Club swim and its president adapt to COVID-19

Kaitlynn Albers

Just as high education had to adapt to the COVID-19 pandemic, so did the students who run the social organizations that make the college experience so rewarding for many students.

UK student Emma Massa is president of the club swim team at UK. She has spent much of this school year dedicating her time to keeping the university’s club swim team’s morale as upbeat as possible amidst the current pandemic.

Massa, a junior, transferred to the UK from DePaul University in Chicago, Illinois after her freshman year of college. Originally from Lexington, she was familiar with the city but still felt like being a transfer student meant she needed to make an extra effort to get involved on campus so she could find her niche.

One of her chosen activities was joining the club swim team. She was familiar with the sport after competing for a few years in high school. This helped provide an active lifestyle for herself and even allowed her to meet some of her closest friends. After a year of competing, Massa worked her way up to the position of president.

This position suited her outgoing, determined personality. Unlike past presidents, however, Massa faced a year of presidency under restrictions of the COVID-19 pandemic. This increased the pressure on her to keep the club swim team fun and interactive.

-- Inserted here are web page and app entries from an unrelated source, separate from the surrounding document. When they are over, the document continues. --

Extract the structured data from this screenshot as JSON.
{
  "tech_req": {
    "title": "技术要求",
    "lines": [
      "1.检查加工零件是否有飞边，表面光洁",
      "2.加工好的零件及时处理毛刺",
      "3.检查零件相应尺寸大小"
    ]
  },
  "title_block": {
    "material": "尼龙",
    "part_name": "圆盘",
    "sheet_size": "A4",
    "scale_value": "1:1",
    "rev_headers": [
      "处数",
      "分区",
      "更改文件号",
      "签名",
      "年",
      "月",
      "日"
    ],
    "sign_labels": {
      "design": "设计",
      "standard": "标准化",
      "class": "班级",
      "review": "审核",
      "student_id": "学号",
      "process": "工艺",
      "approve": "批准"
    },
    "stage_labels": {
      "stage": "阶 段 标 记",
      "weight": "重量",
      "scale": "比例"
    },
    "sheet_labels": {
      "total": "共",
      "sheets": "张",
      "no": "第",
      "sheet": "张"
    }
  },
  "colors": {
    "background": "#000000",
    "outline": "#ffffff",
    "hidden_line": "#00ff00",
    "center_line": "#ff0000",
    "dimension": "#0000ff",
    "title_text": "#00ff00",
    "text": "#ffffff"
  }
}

“I know people look to me for energy and best behavior when it comes to the pandemic, so sometimes it can be tiring to always be positive and a good role model, but that’s my obligation as president,” Massa said.

Not only is Massa trying to keep the swim team’s attitude upbeat, but she is also tasked with keeping members themselves on the team.

“It can be hard keeping up with members of the team when you can’t keep in face-to-face contact all the time. The spread of information is harder than pre-pandemic, and I think swimmer’s feel disconnected from one another when they always have to wear a mask and we can’t do out-of-water activities,” Massa said.

The likelihood of swimmers staying involved on the team goes down when they are not connecting with their fellow swimmers, especially when a primary motive for joining campus organizations is to meet other students.

Additionally, it seems COVID-19 has diminished communication between various campus organizations. Coordinating with the University of Kentucky’s Seaton Center to establish available times for the club swim team has become more difficult, according to Massa.

That is likely because COVID-19 guidelines for campus centers often change and communicating such to all the organizations and individuals using the centers is no easy task.

Plus, traveling to competitions against other teams has been replaced with inter-squad meets in the Seaton Center. In this way, COVID-19 has increased the demand for campus centers’ availability, which only places more challenges on these facilities’ coordinators during these stressful times.

Despite the multiple factors that influence how the club swim team currently functions, Massa tends to feel accountable for the circumstances nonetheless.

“As a president, I can sometimes feel responsible for the lack of ability to do things outside of what we are allowed. I don’t want to do it anymore sometimes,” Massa said.

Maintaining motivation is one of toughest challenges of the pandemic. The lifestyle limitations that COVID-19 has imposed is a reality most people could have never imagined.

In a leadership position like hers, Massa often feels responsibility for issues she has no control over. No matter her position, though, her fellow swimmers seem to understand that these effects of the pandemic are not her fault.

Kate Chaudoin is a sophomore at the University of Kentucky who joined the club swim team for the first time this year after having swam all throughout high school.

“Emma has done such a good job running club swim right now. Especially because in a time like this, what we all need are people in charge who know how to communicate, and she is so active in the GroupMe group chat for club swim members, which helps to keep us informed,” Chaudoin said.

On top of communication, individuals need understanding during this time. Massa and other club swim team officers decided to waive monetary dues this semester for all swimmers. The last thing they want is for swim team members to have additional financial concerns amongst all else this semester.

“The actions she’s taken this semester for the program definitely show that she genuinely cares about all of the club swim members. When that comes across to people, it encourages them to stick around for now so we can eventually all shift back to normal together,” Chaudoin said.